Barnett traveled to Fort McPherson in May of 1872 to further his plans. On June 12, the Omaha Weekly Herald published a letter from a correspondent at Fort McPherson dated June 3: “A novel undertaking is on foot here, and is of gigantic proportions. Colonel Sidney Barnett, of Niagara Falls, is getting up a grand Buffalo hunt at Niagara Falls, from the 1st to the 4th of July. He is now here for the purpose of completing arrangements and superintending the starting of the enterprise, and shipping the buffaloes East.
“He has secured the services of the celebrated scout and hunter, Mr. J. B. Omohundro, better known as ‘Texas Jack,’ the hero of the Loup Fork. ‘Texas Jack’ is a partner of ‘Buffalo Bill,’ and nothing that skill and foresight can accomplish will be spared to make this hunt a perfect success. Through the kindness of Major North, the commander of the Pawnee scouts, arrangements are being made for a party of Pawnee Indians . . . to go to Niagara with their fleet ponies and lodges, and full war and hunting equipment. The buffaloes will pass through Omaha the latter part of this, or early part of next month.”
But the grand event was plagued with problems. The Pawnee were refused permission by their agent to participate, Texas Jack backed out, and many of the captured buffalo died. With no hope of arranging a hunt in time for the Fourth of July, as originally planned, Barnett postponed the event. According to one account of the hunt, published in 1895, he “went to the Indian territory where he engaged some Sac and Fox Indians and Mexican cowboys, and secured a fresh lot of buffaloes for his show. It was in Kansas City that he met Bill Hickok, one of the most daring and dashing scouts in the west, and he engaged him to go east and manage the Niagara Falls buffalo hunt.”

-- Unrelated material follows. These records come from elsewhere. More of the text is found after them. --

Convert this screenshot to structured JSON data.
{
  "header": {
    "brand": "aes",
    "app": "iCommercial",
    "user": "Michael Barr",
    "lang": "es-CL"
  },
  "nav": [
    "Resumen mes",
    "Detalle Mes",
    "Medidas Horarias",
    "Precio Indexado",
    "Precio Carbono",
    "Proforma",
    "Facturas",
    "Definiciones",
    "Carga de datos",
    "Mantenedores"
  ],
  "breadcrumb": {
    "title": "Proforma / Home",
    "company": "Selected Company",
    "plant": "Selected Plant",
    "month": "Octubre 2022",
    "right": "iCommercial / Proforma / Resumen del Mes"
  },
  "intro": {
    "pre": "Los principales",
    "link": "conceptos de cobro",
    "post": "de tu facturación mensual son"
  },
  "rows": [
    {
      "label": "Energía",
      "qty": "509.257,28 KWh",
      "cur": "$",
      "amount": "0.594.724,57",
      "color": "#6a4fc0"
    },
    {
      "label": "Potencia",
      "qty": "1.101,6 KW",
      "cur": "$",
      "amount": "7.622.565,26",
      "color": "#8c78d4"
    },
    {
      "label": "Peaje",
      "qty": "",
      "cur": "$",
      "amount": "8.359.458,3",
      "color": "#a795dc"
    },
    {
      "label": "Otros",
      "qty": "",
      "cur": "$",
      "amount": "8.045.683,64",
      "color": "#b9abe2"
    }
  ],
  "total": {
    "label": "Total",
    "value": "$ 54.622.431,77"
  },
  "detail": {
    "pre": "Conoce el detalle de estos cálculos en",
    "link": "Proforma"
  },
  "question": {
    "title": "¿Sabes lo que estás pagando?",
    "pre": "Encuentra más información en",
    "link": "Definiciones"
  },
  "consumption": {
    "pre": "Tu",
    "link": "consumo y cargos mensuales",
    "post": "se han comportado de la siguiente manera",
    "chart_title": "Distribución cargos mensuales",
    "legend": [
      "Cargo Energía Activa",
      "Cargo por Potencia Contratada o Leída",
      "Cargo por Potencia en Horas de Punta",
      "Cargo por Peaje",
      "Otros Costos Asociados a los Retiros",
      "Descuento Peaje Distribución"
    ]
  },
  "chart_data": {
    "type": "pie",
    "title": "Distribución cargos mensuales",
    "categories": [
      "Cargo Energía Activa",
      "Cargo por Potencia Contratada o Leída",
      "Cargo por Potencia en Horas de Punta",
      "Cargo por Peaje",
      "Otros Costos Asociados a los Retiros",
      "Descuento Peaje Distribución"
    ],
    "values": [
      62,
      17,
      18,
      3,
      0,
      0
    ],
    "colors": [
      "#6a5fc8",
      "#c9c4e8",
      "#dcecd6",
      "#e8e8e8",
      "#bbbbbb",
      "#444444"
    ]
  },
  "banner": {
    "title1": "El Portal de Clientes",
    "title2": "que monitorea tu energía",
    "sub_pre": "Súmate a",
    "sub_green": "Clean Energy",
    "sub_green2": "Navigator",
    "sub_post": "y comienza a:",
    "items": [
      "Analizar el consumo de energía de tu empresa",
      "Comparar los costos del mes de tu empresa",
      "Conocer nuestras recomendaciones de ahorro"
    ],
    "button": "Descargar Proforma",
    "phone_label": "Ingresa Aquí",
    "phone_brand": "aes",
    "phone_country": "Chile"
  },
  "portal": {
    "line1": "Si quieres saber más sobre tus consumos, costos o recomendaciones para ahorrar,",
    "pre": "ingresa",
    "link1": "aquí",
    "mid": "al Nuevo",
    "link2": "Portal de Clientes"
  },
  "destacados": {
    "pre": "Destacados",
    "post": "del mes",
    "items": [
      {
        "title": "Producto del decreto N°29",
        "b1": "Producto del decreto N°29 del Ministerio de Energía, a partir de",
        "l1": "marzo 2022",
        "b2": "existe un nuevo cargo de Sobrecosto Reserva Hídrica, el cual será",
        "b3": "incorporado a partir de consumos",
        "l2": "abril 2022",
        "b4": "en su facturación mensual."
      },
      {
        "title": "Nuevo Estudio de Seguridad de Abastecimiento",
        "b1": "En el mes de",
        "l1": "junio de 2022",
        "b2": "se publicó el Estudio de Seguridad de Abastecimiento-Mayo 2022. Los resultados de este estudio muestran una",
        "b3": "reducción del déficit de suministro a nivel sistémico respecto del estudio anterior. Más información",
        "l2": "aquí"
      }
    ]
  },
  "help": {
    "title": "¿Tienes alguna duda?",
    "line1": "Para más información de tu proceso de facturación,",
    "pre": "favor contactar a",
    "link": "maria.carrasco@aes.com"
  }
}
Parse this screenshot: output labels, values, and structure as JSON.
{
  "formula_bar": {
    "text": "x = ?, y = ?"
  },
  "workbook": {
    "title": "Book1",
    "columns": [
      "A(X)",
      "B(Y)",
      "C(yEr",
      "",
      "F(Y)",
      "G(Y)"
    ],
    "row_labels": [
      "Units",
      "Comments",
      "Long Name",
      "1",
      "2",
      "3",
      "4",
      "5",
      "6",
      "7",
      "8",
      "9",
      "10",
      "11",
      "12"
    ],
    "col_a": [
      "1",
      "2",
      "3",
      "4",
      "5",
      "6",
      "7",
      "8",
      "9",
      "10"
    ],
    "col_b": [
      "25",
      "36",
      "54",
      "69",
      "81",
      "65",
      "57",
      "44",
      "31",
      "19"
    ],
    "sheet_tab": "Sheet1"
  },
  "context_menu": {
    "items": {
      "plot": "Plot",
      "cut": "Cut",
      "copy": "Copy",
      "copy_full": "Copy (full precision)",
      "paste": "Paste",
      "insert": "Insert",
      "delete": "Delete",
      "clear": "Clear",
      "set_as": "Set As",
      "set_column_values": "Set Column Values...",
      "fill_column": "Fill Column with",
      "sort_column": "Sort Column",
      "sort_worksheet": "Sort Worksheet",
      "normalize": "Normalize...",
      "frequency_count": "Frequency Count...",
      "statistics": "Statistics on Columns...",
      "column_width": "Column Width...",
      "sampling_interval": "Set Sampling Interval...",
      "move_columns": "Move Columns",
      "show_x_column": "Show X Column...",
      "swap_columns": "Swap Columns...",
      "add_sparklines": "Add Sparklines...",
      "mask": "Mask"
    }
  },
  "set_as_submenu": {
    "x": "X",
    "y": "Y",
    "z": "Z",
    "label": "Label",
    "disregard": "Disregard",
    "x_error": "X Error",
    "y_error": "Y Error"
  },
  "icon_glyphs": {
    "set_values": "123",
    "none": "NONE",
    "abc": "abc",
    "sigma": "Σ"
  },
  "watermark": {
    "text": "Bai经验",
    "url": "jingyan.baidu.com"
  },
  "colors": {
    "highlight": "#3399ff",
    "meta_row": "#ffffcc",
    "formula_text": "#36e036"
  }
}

The widely advertised performance finally took place on August 28 and 30, 1872, on the Canadian side of Niagara Falls. Some of the thousands of spectators were disappointed, claiming that the show was tamer than promised. Financially, it was a disaster. But despite overwhelming difficulties Sidney Barnett had brought before the public a live action spectacle with cowboys, Indians, and buffalo, and hired a living legend to host it-a formula that would later be amplified by “Buffalo Bill” Cody’s Wild West and its imitators.